▽

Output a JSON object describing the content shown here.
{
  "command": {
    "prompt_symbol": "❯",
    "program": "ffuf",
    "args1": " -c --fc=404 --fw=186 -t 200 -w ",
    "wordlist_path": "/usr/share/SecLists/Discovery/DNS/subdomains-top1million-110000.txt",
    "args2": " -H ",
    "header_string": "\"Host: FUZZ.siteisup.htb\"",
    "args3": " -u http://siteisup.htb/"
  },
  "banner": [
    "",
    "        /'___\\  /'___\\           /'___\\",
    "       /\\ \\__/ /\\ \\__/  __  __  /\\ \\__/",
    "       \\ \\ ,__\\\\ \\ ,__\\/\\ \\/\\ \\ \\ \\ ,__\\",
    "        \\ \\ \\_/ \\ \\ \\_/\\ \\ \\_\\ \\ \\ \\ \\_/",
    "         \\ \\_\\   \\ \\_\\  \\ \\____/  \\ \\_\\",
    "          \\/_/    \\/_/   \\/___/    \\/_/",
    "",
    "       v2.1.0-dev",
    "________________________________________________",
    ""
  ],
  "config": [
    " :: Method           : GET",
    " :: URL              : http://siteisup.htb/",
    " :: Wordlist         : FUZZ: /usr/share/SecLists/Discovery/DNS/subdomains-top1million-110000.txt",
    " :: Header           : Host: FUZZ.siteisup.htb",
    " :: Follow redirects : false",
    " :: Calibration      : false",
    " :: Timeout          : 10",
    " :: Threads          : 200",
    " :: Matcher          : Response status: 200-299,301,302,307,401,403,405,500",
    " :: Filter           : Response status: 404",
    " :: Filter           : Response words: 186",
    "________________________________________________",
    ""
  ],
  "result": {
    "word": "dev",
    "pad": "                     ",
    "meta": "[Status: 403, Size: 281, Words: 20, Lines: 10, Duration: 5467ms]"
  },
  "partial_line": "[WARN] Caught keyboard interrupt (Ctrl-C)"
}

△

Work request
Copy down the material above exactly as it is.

Answer space
Output a JSON object describing the content shown here.
{
  "command": {
    "prompt_symbol": "❯",
    "program": "ffuf",
    "args1": " -c --fc=404 --fw=186 -t 200 -w ",
    "wordlist_path": "/usr/share/SecLists/Discovery/DNS/subdomains-top1million-110000.txt",
    "args2": " -H ",
    "header_string": "\"Host: FUZZ.siteisup.htb\"",
    "args3": " -u http://siteisup.htb/"
  },
  "banner": [
    "",
    "        /'___\\  /'___\\           /'___\\",
    "       /\\ \\__/ /\\ \\__/  __  __  /\\ \\__/",
    "       \\ \\ ,__\\\\ \\ ,__\\/\\ \\/\\ \\ \\ \\ ,__\\",
    "        \\ \\ \\_/ \\ \\ \\_/\\ \\ \\_\\ \\ \\ \\ \\_/",
    "         \\ \\_\\   \\ \\_\\  \\ \\____/  \\ \\_\\",
    "          \\/_/    \\/_/   \\/___/    \\/_/",
    "",
    "       v2.1.0-dev",
    "________________________________________________",
    ""
  ],
  "config": [
    " :: Method           : GET",
    " :: URL              : http://siteisup.htb/",
    " :: Wordlist         : FUZZ: /usr/share/SecLists/Discovery/DNS/subdomains-top1million-110000.txt",
    " :: Header           : Host: FUZZ.siteisup.htb",
    " :: Follow redirects : false",
    " :: Calibration      : false",
    " :: Timeout          : 10",
    " :: Threads          : 200",
    " :: Matcher          : Response status: 200-299,301,302,307,401,403,405,500",
    " :: Filter           : Response status: 404",
    " :: Filter           : Response words: 186",
    "________________________________________________",
    ""
  ],
  "result": {
    "word": "dev",
    "pad": "                     ",
    "meta": "[Status: 403, Size: 281, Words: 20, Lines: 10, Duration: 5467ms]"
  },
  "partial_line": "[WARN] Caught keyboard interrupt (Ctrl-C)"
}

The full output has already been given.